Leaving Cert Geography: Students thrown by unfamiliar terms

Questions contained new variations on old themes


Some students may have been thrown by unfamiliar terms on this year’s higher level geography paper, according to Valerie Redmond, a teacher at Presentation Secondary in Wexford.

Ms Redmond said that some of the short questions, including one on Barchan dunes, would have been difficult for many students, while an “economically-focused” question would also have challenged those students who had focused on the human environment for their elective. Students are required to answer 10 out of 12 short questions.

“In the longer questions, one focused on the water table but this is not directly covered on the course,” said Ms Redmond. “Question six, on EU expanison, might have throwh some students. These were relatively small things, but for some students - especially those in the middleground - it can make the difference between a H1, H2 or H3. That said, students found that, overall, the paper was fair and largely predictable, but they were relieved to see certain topics come up.”

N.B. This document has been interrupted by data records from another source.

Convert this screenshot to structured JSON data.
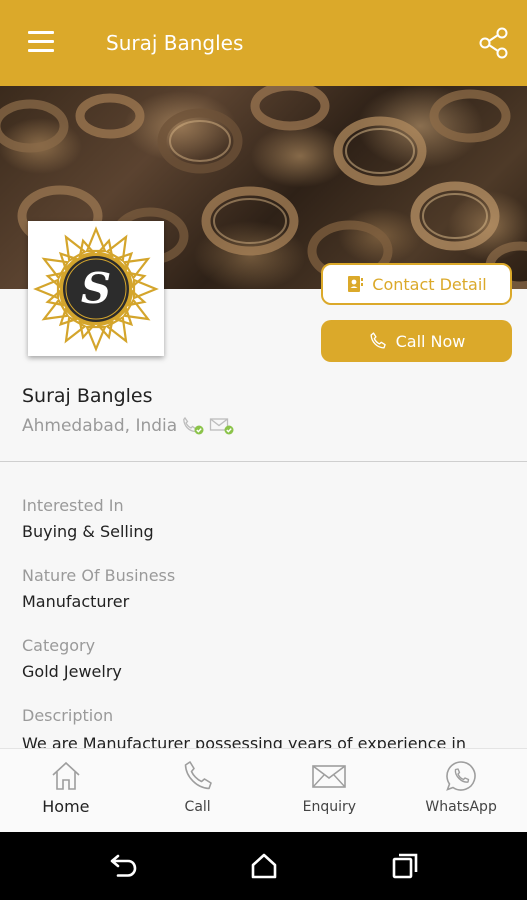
{
  "appbar": {
    "title": "Suraj Bangles",
    "menu_icon": "hamburger-menu-icon",
    "share_icon": "share-icon",
    "color": "#dba92a"
  },
  "hero": {
    "description": "banner image"
  },
  "logo": {
    "letter": "S"
  },
  "actions": {
    "contact_label": "Contact Detail",
    "call_label": "Call Now"
  },
  "business": {
    "name": "Suraj Bangles",
    "location": "Ahmedabad, India"
  },
  "details": [
    {
      "label": "Interested In",
      "value": "Buying & Selling"
    },
    {
      "label": "Nature Of Business",
      "value": "Manufacturer"
    },
    {
      "label": "Category",
      "value": "Gold Jewelry"
    },
    {
      "label": "Description",
      "value": "We are Manufacturer possessing years of experience in"
    }
  ],
  "bottom_nav": [
    {
      "label": "Home",
      "icon": "home-icon"
    },
    {
      "label": "Call",
      "icon": "phone-icon"
    },
    {
      "label": "Enquiry",
      "icon": "mail-icon"
    },
    {
      "label": "WhatsApp",
      "icon": "whatsapp-icon"
    }
  ],
  "system_nav": [
    "back-icon",
    "home-circle-icon",
    "recents-icon"
  ]
}
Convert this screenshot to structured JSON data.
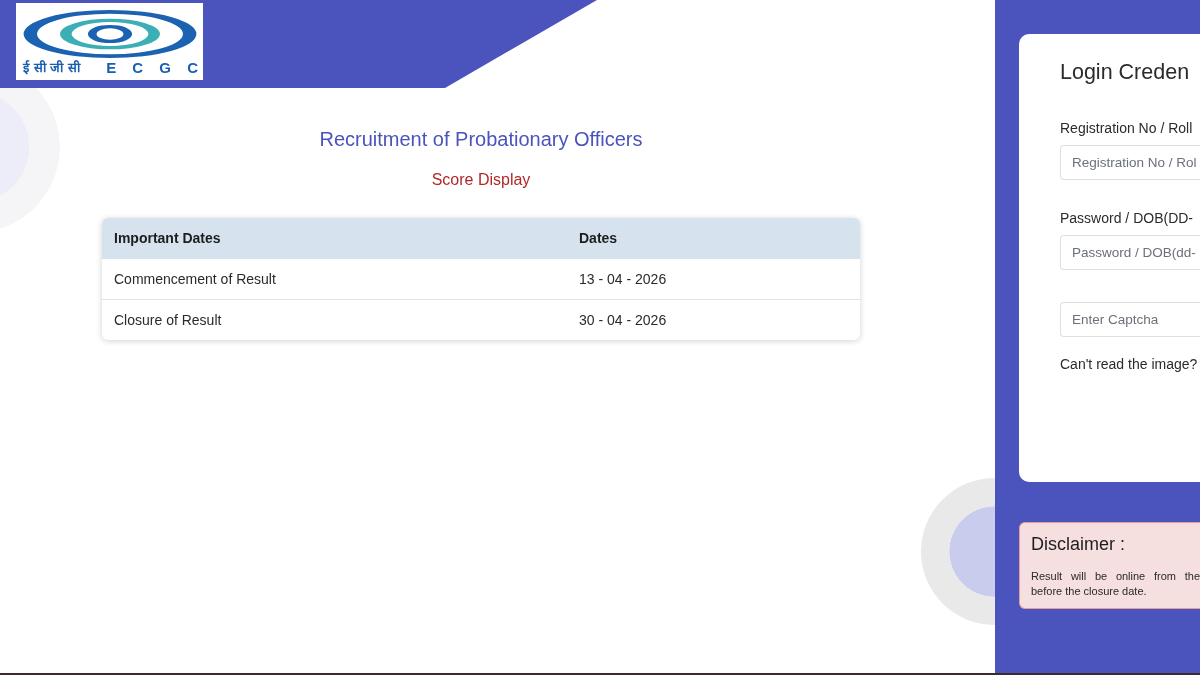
{
  "header": {
    "logo": {
      "hindi_text": "ई सी जी सी",
      "text": "E C G C"
    }
  },
  "main": {
    "title": "Recruitment of Probationary Officers",
    "subtitle": "Score Display"
  },
  "dates_table": {
    "columns": [
      "Important Dates",
      "Dates"
    ],
    "rows": [
      [
        "Commencement of Result",
        "13 - 04 - 2026"
      ],
      [
        "Closure of Result",
        "30 - 04 - 2026"
      ]
    ]
  },
  "login_card": {
    "title": "Login Creden",
    "fields": [
      {
        "label": "Registration No / Roll",
        "placeholder": "Registration No / Rol"
      },
      {
        "label": "Password / DOB(DD-",
        "placeholder": "Password / DOB(dd-"
      },
      {
        "placeholder": "Enter Captcha"
      }
    ],
    "help_text": "Can't read the image?"
  },
  "disclaimer": {
    "title": "Disclaimer :",
    "text_lines": [
      "Result will be online from the",
      "before the closure date."
    ]
  }
}
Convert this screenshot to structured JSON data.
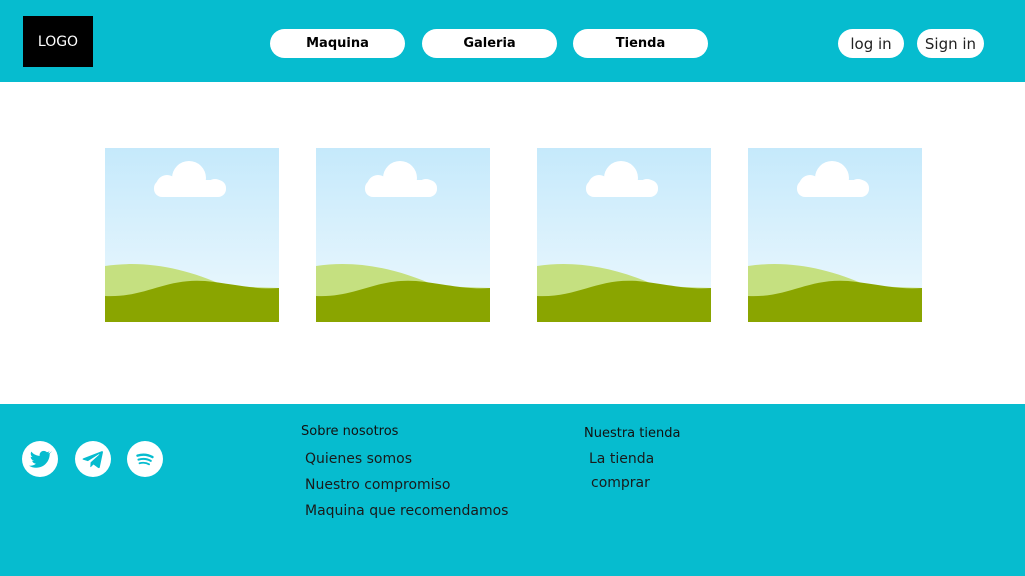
{
  "header": {
    "logo": "LOGO",
    "nav": [
      {
        "label": "Maquina"
      },
      {
        "label": "Galeria"
      },
      {
        "label": "Tienda"
      }
    ],
    "login_label": "log in",
    "signin_label": "Sign in",
    "background_color": "#06bccf"
  },
  "gallery": {
    "images": [
      {
        "icon": "landscape-placeholder-image"
      },
      {
        "icon": "landscape-placeholder-image"
      },
      {
        "icon": "landscape-placeholder-image"
      },
      {
        "icon": "landscape-placeholder-image"
      }
    ]
  },
  "footer": {
    "social": [
      {
        "icon": "twitter-icon"
      },
      {
        "icon": "telegram-icon"
      },
      {
        "icon": "spotify-icon"
      }
    ],
    "sections": [
      {
        "heading": "Sobre nosotros",
        "links": [
          "Quienes somos",
          "Nuestro compromiso",
          "Maquina que recomendamos"
        ]
      },
      {
        "heading": "Nuestra tienda",
        "links": [
          "La tienda",
          "comprar"
        ]
      }
    ],
    "background_color": "#06bccf"
  }
}
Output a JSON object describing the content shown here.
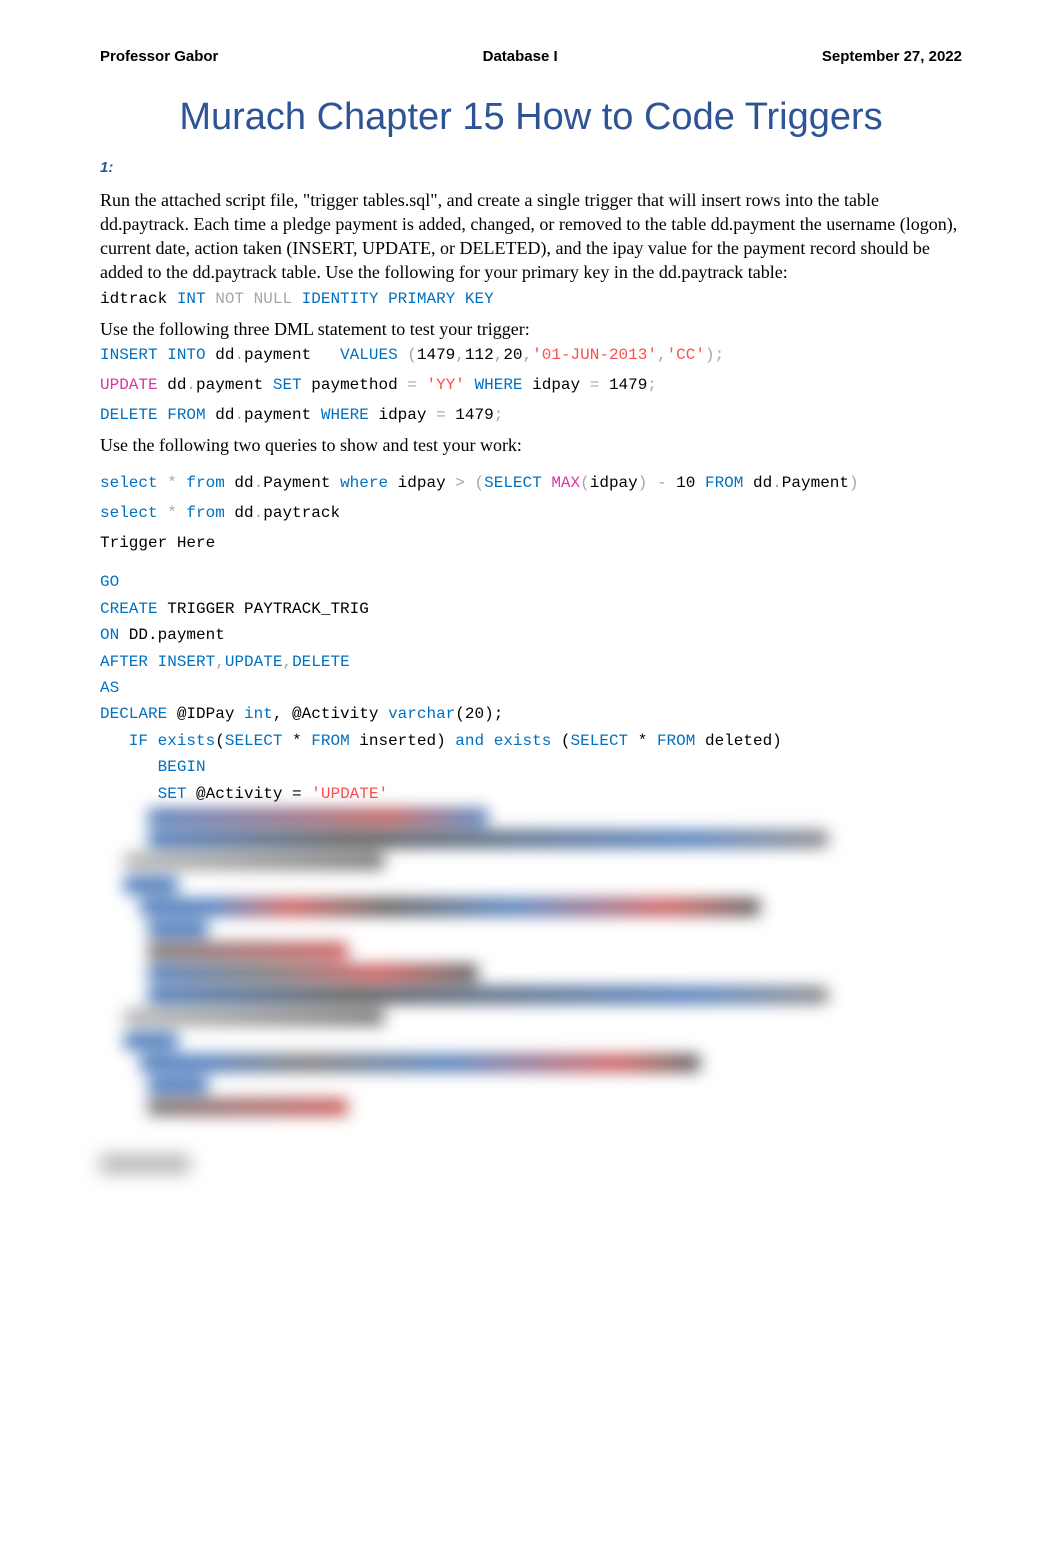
{
  "header": {
    "left": "Professor Gabor",
    "center": "Database I",
    "right": "September 27, 2022"
  },
  "title": "Murach Chapter 15 How to Code Triggers",
  "question_label": "1:",
  "paragraph1": "Run the attached script file, \"trigger tables.sql\", and create a single trigger that will insert rows into the table dd.paytrack. Each time a pledge payment is added, changed, or removed to the table dd.payment the username (logon), current date, action taken (INSERT, UPDATE, or DELETED), and the ipay value for the payment record should be added to the dd.paytrack table. Use the following for your primary key in the dd.paytrack table:",
  "pk_code": {
    "c1": "idtrack ",
    "c2": "INT",
    "c3": " NOT",
    "c4": " NULL",
    "c5": " IDENTITY",
    "c6": " PRIMARY",
    "c7": " KEY"
  },
  "paragraph2": "Use the following three DML statement to test your trigger:",
  "dml": {
    "insert": {
      "a": "INSERT",
      "b": " INTO",
      "c": " dd",
      "dot1": ".",
      "d": "payment   ",
      "e": "VALUES",
      "f": " (",
      "g": "1479",
      "h": ",",
      "i": "112",
      "j": ",",
      "k": "20",
      "l": ",",
      "m": "'01-JUN-2013'",
      "n": ",",
      "o": "'CC'",
      "p": ");"
    },
    "update": {
      "a": "UPDATE",
      "b": " dd",
      "dot1": ".",
      "c": "payment ",
      "d": "SET",
      "e": " paymethod ",
      "eq": "=",
      "f": " 'YY'",
      "g": " WHERE",
      "h": " idpay ",
      "eq2": "=",
      "i": " 1479",
      "j": ";"
    },
    "delete": {
      "a": "DELETE",
      "b": " FROM",
      "c": " dd",
      "dot1": ".",
      "d": "payment ",
      "e": "WHERE",
      "f": " idpay ",
      "eq": "=",
      "g": " 1479",
      "h": ";"
    }
  },
  "paragraph3": "Use the following two queries to show and test your work:",
  "query1": {
    "a": "select",
    "b": " *",
    "c": " from",
    "d": " dd",
    "dot1": ".",
    "e": "Payment ",
    "f": "where",
    "g": " idpay ",
    "gt": ">",
    "h": " (",
    "i": "SELECT",
    "j": " MAX",
    "k": "(",
    "l": "idpay",
    "m": ")",
    "n": " -",
    "o": " 10 ",
    "p": "FROM",
    "q": " dd",
    "dot2": ".",
    "r": "Payment",
    "s": ")"
  },
  "query2": {
    "a": "select",
    "b": " *",
    "c": " from",
    "d": " dd",
    "dot1": ".",
    "e": "paytrack"
  },
  "trigger_here": "Trigger Here",
  "trigger": {
    "l1": "GO",
    "l2a": "CREATE",
    "l2b": " TRIGGER PAYTRACK_TRIG",
    "l3a": "ON",
    "l3b": " DD.payment",
    "l4a": "AFTER",
    "l4b": " INSERT",
    "l4c": ",",
    "l4d": "UPDATE",
    "l4e": ",",
    "l4f": "DELETE",
    "l5": "AS",
    "l6a": "DECLARE",
    "l6b": " @IDPay ",
    "l6c": "int",
    "l6d": ", @Activity ",
    "l6e": "varchar",
    "l6f": "(",
    "l6g": "20",
    "l6h": ");",
    "l7a": "   IF",
    "l7b": " exists",
    "l7c": "(",
    "l7d": "SELECT",
    "l7e": " * ",
    "l7f": "FROM",
    "l7g": " inserted",
    "l7h": ")",
    "l7i": " and",
    "l7j": " exists",
    "l7k": " (",
    "l7l": "SELECT",
    "l7m": " * ",
    "l7n": "FROM",
    "l7o": " deleted",
    "l7p": ")",
    "l8": "      BEGIN",
    "l9a": "      SET",
    "l9b": " @Activity ",
    "l9c": "=",
    "l9d": " 'UPDATE'"
  }
}
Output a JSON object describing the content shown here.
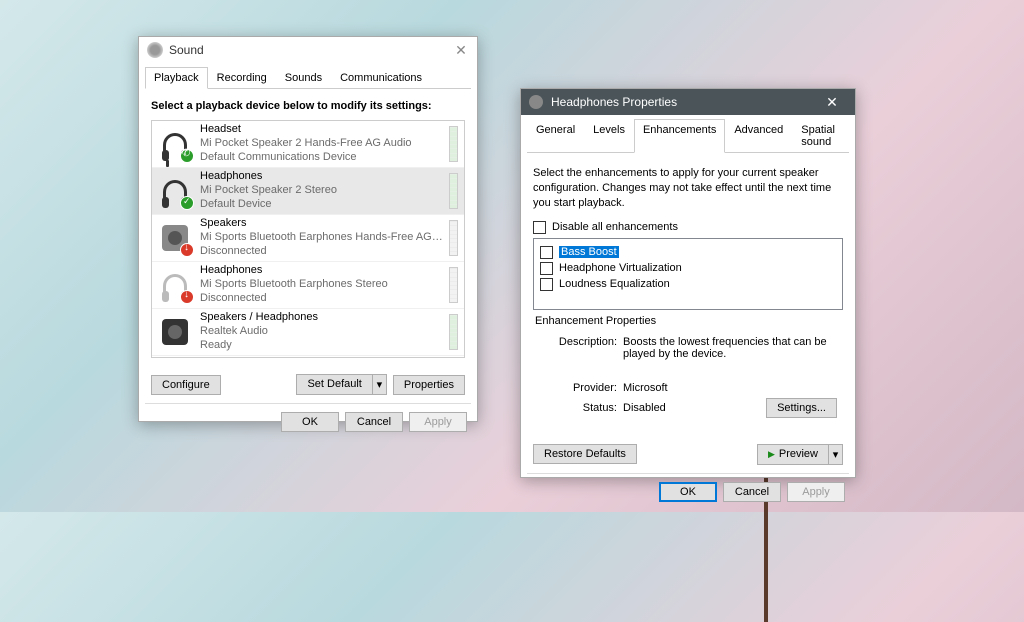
{
  "sound_window": {
    "title": "Sound",
    "tabs": [
      "Playback",
      "Recording",
      "Sounds",
      "Communications"
    ],
    "active_tab": 0,
    "instruction": "Select a playback device below to modify its settings:",
    "devices": [
      {
        "name": "Headset",
        "desc": "Mi Pocket Speaker 2 Hands-Free AG Audio",
        "status": "Default Communications Device",
        "icon": "headset",
        "badge": "green-phone",
        "meter": true,
        "selected": false
      },
      {
        "name": "Headphones",
        "desc": "Mi Pocket Speaker 2 Stereo",
        "status": "Default Device",
        "icon": "headphones",
        "badge": "green",
        "meter": true,
        "selected": true
      },
      {
        "name": "Speakers",
        "desc": "Mi Sports Bluetooth Earphones Hands-Free AG A...",
        "status": "Disconnected",
        "icon": "speaker",
        "badge": "red",
        "meter": false,
        "selected": false
      },
      {
        "name": "Headphones",
        "desc": "Mi Sports Bluetooth Earphones Stereo",
        "status": "Disconnected",
        "icon": "headphones-grey",
        "badge": "red",
        "meter": false,
        "selected": false
      },
      {
        "name": "Speakers / Headphones",
        "desc": "Realtek Audio",
        "status": "Ready",
        "icon": "speaker-dark",
        "badge": "none",
        "meter": true,
        "selected": false
      }
    ],
    "buttons": {
      "configure": "Configure",
      "set_default": "Set Default",
      "properties": "Properties",
      "ok": "OK",
      "cancel": "Cancel",
      "apply": "Apply"
    }
  },
  "props_window": {
    "title": "Headphones Properties",
    "tabs": [
      "General",
      "Levels",
      "Enhancements",
      "Advanced",
      "Spatial sound"
    ],
    "active_tab": 2,
    "instruction": "Select the enhancements to apply for your current speaker configuration. Changes may not take effect until the next time you start playback.",
    "disable_all": "Disable all enhancements",
    "enhancements": [
      {
        "label": "Bass Boost",
        "selected": true
      },
      {
        "label": "Headphone Virtualization",
        "selected": false
      },
      {
        "label": "Loudness Equalization",
        "selected": false
      }
    ],
    "properties": {
      "legend": "Enhancement Properties",
      "description_label": "Description:",
      "description": "Boosts the lowest frequencies that can be played by the device.",
      "provider_label": "Provider:",
      "provider": "Microsoft",
      "status_label": "Status:",
      "status": "Disabled"
    },
    "buttons": {
      "settings": "Settings...",
      "restore": "Restore Defaults",
      "preview": "Preview",
      "ok": "OK",
      "cancel": "Cancel",
      "apply": "Apply"
    }
  }
}
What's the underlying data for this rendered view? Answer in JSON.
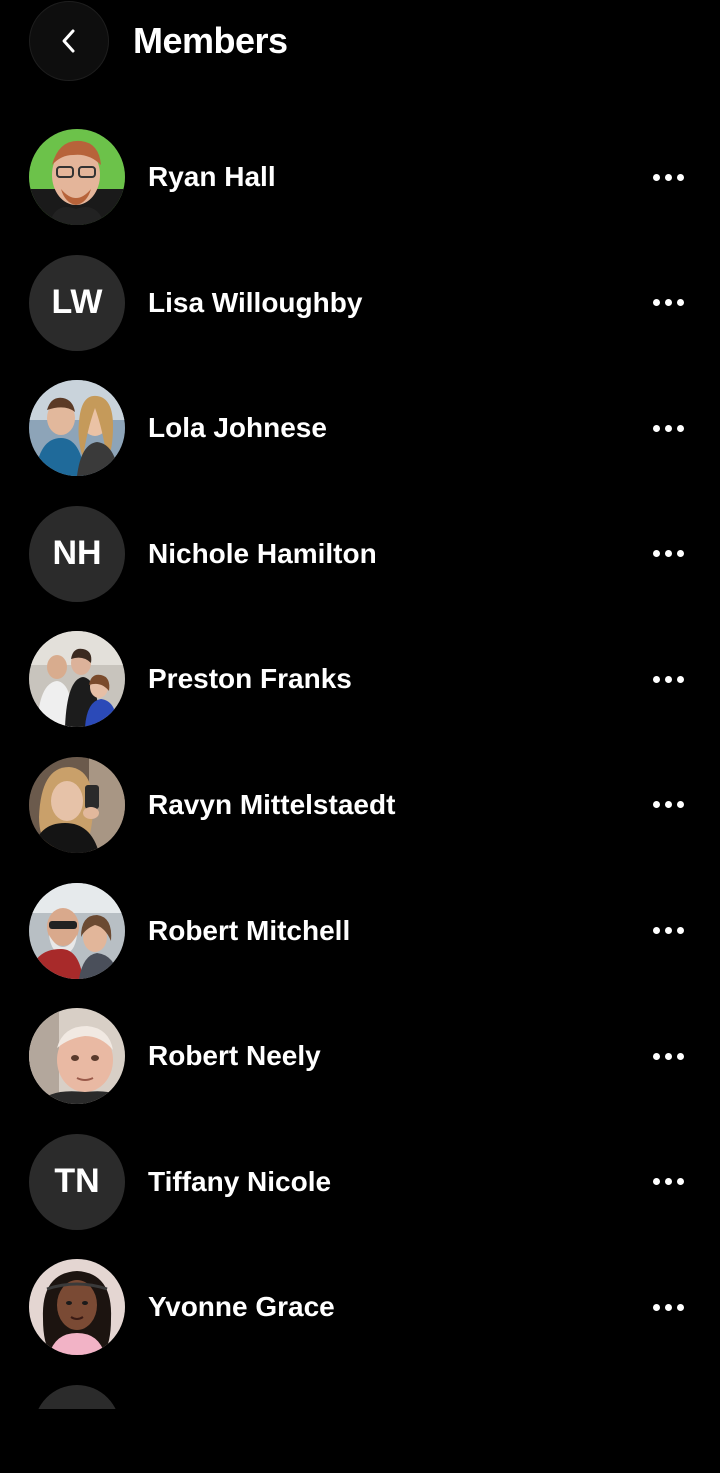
{
  "header": {
    "title": "Members",
    "back_icon": "chevron-left-icon"
  },
  "members": [
    {
      "name": "Ryan Hall",
      "avatar_type": "photo",
      "avatar_color": "#6cc24a"
    },
    {
      "name": "Lisa Willoughby",
      "avatar_type": "initials",
      "initials": "LW"
    },
    {
      "name": "Lola Johnese",
      "avatar_type": "photo",
      "avatar_color": "#6f8fb0"
    },
    {
      "name": "Nichole Hamilton",
      "avatar_type": "initials",
      "initials": "NH"
    },
    {
      "name": "Preston Franks",
      "avatar_type": "photo",
      "avatar_color": "#b9b6b0"
    },
    {
      "name": "Ravyn Mittelstaedt",
      "avatar_type": "photo",
      "avatar_color": "#5a4a3e"
    },
    {
      "name": "Robert Mitchell",
      "avatar_type": "photo",
      "avatar_color": "#9aa2a8"
    },
    {
      "name": "Robert Neely",
      "avatar_type": "photo",
      "avatar_color": "#c9b6a8"
    },
    {
      "name": "Tiffany Nicole",
      "avatar_type": "initials",
      "initials": "TN"
    },
    {
      "name": "Yvonne Grace",
      "avatar_type": "photo",
      "avatar_color": "#d9c7c4"
    }
  ],
  "more_icon": "more-horizontal-icon",
  "colors": {
    "background": "#000000",
    "text": "#ffffff",
    "initials_bg": "#2b2b2b"
  }
}
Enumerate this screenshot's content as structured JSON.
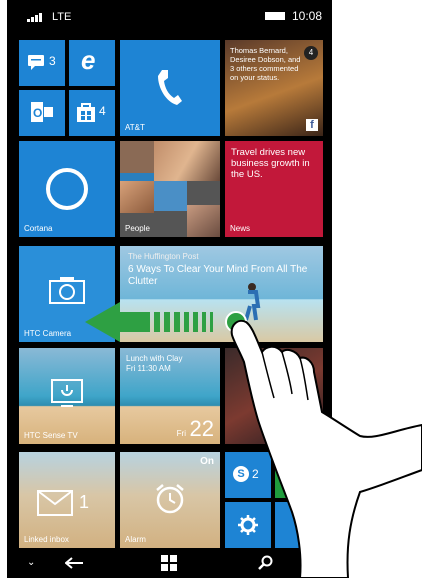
{
  "status": {
    "network": "LTE",
    "time": "10:08"
  },
  "tiles": {
    "messaging_count": "3",
    "store_count": "4",
    "phone_label": "AT&T",
    "facebook_text": "Thomas Bernard, Desiree Dobson, and 3 others commented on your status.",
    "facebook_count": "4",
    "cortana_label": "Cortana",
    "people_label": "People",
    "news_text": "Travel drives new business growth in the US.",
    "news_label": "News",
    "camera_label": "HTC Camera",
    "huff_source": "The Huffington Post",
    "huff_title": "6 Ways To Clear Your Mind From All The Clutter",
    "sense_tv_label": "HTC Sense TV",
    "calendar_text": "Lunch with Clay\nFri 11:30 AM",
    "calendar_day": "Fri",
    "calendar_date": "22",
    "email_count": "1",
    "email_label": "Linked inbox",
    "alarm_on": "On",
    "alarm_label": "Alarm",
    "skype_count": "2"
  },
  "colors": {
    "tile_blue": "#1e84d4",
    "tile_red": "#c2183a",
    "arrow_green": "#2ea043"
  }
}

Michael Doran, a geography teacher at the Institute of Education in Dublin, said that the higher-level paper was “nicely balanced, with a good choice of questions. Although many of the key, traditional topics were asked, the questions contained new variations on the old themes.”

Mr Doran said that the physical geography section contained a good choice of questions and that studdents who had studied past exam papers would have been very happy with this section.

“On regional geography, there was a good mix of questions. The spectre of Brexit hung over one of the questions, as it asked about the challenges facing the future EU expansion, relating to political union, economic union and sovereignty. In the economic elective, students might have been disappointed that one of the regular favourites, EU policy in Ireland, was not asked. Other key topics such as economy, the environment and multinational corporations did appear though. In the human elective question, a question about how trends in migration are impacting on migration policy in Europe showed how the subject is being related to the present day.”


Discuss the potential challenges facing the future development of the European Union with reference to factors such as political union, economic union and sovereignty.